====== Extracted records ======

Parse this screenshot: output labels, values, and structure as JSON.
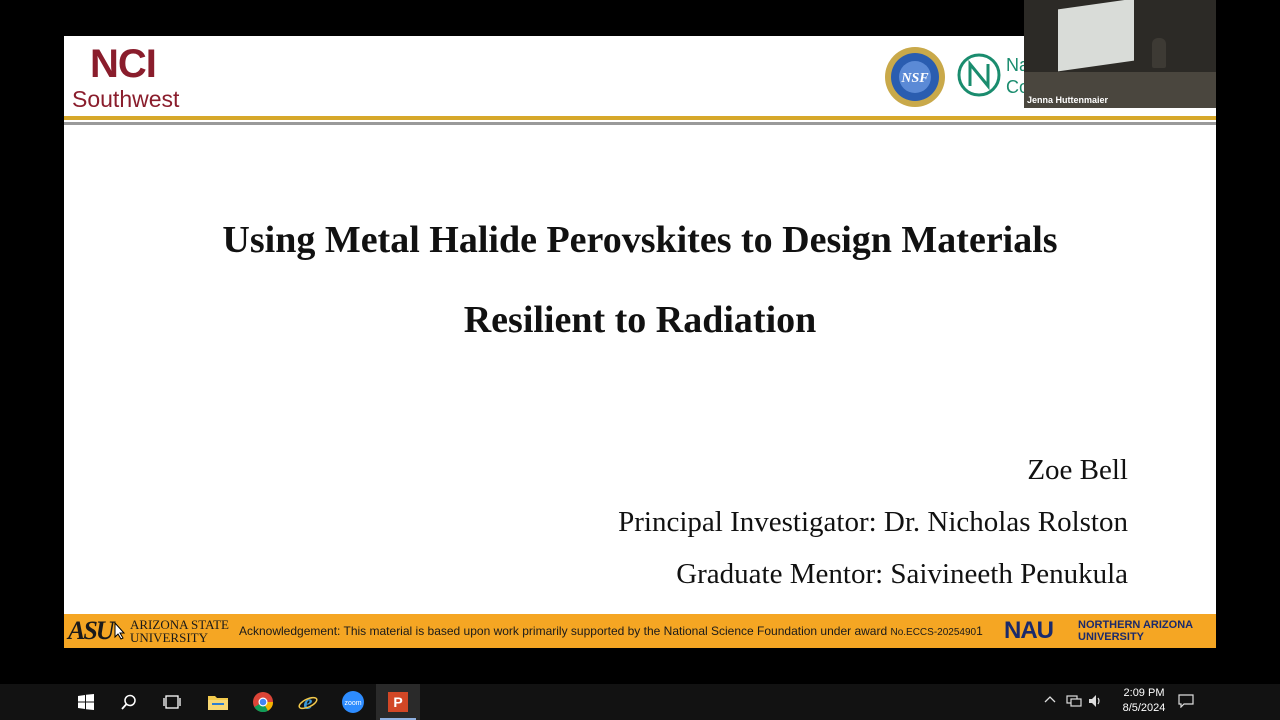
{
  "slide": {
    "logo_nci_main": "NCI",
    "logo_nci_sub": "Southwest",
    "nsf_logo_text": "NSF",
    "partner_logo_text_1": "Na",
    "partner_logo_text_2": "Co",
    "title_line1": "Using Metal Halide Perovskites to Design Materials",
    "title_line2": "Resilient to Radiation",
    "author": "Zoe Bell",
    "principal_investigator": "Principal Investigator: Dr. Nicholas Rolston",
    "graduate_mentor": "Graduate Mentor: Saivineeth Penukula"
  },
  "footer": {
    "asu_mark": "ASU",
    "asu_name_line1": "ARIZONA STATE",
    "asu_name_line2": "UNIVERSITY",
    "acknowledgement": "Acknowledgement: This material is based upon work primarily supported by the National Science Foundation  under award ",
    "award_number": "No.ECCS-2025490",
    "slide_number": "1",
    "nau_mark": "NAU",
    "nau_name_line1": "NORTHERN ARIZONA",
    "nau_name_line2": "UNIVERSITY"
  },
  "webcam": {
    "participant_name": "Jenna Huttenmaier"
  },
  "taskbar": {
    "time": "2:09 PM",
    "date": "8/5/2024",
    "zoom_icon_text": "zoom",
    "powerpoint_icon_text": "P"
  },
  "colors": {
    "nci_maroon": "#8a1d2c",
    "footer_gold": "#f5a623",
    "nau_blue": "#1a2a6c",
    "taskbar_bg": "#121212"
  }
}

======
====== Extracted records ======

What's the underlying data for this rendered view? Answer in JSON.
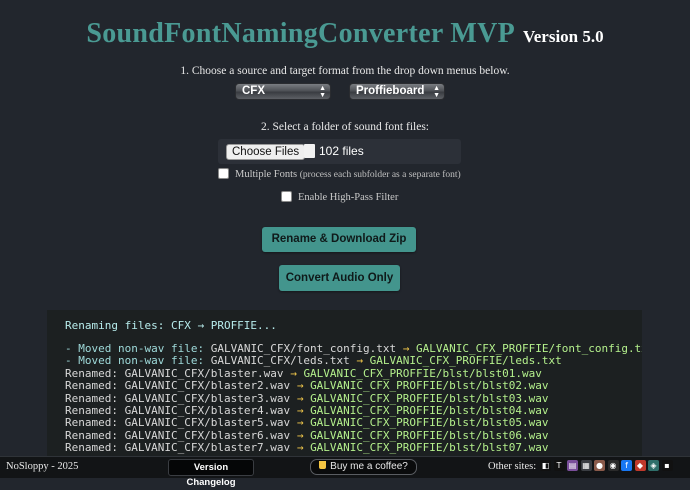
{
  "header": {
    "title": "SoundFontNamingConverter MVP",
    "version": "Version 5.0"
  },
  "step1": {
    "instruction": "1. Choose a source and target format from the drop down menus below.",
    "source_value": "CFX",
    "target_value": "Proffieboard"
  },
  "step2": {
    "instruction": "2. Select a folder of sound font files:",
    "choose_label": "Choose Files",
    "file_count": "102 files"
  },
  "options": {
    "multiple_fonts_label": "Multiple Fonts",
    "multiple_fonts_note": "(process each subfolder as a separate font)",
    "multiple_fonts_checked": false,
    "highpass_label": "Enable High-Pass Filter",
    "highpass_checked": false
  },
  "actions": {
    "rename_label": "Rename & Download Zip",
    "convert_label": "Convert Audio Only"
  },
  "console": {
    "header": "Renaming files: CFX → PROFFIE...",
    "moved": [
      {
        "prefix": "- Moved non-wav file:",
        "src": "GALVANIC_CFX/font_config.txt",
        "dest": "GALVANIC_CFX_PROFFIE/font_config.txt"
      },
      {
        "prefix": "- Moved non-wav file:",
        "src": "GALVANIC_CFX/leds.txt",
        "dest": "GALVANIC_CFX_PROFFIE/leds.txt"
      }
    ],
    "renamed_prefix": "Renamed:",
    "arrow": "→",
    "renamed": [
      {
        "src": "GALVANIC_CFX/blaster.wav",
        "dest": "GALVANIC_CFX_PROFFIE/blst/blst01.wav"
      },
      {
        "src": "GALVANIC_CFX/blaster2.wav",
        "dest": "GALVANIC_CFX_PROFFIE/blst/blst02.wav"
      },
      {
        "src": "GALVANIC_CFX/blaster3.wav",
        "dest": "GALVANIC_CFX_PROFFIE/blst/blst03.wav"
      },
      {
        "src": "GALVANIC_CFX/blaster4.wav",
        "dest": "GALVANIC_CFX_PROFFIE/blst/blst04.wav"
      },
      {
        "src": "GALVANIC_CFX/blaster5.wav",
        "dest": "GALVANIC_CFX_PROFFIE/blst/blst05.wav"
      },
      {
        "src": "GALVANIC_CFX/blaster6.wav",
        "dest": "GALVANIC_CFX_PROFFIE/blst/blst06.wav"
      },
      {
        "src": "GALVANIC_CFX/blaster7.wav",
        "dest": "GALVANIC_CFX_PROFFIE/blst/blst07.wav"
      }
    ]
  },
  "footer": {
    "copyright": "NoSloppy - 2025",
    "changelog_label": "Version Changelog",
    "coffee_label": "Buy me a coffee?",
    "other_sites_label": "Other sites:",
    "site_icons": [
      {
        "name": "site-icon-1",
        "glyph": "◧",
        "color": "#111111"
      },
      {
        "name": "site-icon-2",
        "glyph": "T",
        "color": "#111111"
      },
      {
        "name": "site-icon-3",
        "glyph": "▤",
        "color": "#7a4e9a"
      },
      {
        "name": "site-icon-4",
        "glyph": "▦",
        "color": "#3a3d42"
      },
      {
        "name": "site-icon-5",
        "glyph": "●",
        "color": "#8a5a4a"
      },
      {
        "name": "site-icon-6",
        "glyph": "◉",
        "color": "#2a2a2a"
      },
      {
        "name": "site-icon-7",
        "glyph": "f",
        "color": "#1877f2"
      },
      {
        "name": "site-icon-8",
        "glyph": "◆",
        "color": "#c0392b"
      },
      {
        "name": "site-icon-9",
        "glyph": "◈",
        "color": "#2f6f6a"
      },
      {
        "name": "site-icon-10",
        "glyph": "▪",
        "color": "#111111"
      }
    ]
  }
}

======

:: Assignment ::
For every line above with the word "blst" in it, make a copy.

:: Result ::
        "dest": "GALVANIC_CFX_PROFFIE/blst/blst01.wav"
        "dest": "GALVANIC_CFX_PROFFIE/blst/blst02.wav"
        "dest": "GALVANIC_CFX_PROFFIE/blst/blst03.wav"
        "dest": "GALVANIC_CFX_PROFFIE/blst/blst04.wav"
        "dest": "GALVANIC_CFX_PROFFIE/blst/blst05.wav"
        "dest": "GALVANIC_CFX_PROFFIE/blst/blst06.wav"
        "dest": "GALVANIC_CFX_PROFFIE/blst/blst07.wav"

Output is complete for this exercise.